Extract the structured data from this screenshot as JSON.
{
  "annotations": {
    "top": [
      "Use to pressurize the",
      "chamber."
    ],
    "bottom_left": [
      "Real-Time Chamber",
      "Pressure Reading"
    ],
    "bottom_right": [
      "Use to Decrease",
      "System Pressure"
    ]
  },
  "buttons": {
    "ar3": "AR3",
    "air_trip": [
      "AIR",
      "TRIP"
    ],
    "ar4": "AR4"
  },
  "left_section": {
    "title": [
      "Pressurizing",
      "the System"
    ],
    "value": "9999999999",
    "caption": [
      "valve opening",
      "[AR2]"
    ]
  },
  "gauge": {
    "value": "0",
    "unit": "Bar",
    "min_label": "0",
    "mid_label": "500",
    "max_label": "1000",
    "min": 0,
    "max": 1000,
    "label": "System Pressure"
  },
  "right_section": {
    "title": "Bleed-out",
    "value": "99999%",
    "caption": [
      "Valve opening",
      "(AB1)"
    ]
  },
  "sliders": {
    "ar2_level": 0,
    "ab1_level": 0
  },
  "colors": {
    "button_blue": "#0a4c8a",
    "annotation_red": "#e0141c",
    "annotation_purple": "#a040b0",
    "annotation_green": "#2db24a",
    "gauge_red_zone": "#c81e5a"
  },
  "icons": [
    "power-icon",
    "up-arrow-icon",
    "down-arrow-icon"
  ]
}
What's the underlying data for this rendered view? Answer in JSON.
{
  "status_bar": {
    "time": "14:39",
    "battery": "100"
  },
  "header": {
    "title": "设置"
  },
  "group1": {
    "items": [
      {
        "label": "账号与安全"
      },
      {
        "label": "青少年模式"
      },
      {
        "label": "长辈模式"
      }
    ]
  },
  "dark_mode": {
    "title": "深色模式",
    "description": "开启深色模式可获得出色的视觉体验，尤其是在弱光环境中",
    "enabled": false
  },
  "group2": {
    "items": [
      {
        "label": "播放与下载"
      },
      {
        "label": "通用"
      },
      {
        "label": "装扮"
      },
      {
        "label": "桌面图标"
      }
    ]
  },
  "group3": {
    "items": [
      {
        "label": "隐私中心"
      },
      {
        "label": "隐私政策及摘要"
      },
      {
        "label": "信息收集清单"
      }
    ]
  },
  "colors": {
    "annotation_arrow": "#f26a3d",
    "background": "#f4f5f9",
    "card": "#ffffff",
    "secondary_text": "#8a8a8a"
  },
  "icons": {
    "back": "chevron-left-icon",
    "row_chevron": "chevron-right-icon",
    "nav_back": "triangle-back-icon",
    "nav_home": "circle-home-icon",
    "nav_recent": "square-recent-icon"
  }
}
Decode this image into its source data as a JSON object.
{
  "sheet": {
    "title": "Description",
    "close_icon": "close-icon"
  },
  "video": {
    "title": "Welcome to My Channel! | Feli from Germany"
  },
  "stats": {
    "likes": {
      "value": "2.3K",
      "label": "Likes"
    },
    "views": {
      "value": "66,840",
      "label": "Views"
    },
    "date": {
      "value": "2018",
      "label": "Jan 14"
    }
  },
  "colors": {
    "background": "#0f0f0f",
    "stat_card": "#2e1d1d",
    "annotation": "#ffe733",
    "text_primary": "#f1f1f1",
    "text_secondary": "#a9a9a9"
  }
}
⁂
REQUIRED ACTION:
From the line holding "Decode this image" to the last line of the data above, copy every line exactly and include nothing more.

ANSWER BOX:
Decode this image into its source data as a JSON object.
{
  "sheet": {
    "title": "Description",
    "close_icon": "close-icon"
  },
  "video": {
    "title": "Welcome to My Channel! | Feli from Germany"
  },
  "stats": {
    "likes": {
      "value": "2.3K",
      "label": "Likes"
    },
    "views": {
      "value": "66,840",
      "label": "Views"
    },
    "date": {
      "value": "2018",
      "label": "Jan 14"
    }
  },
  "colors": {
    "background": "#0f0f0f",
    "stat_card": "#2e1d1d",
    "annotation": "#ffe733",
    "text_primary": "#f1f1f1",
    "text_secondary": "#a9a9a9"
  }
}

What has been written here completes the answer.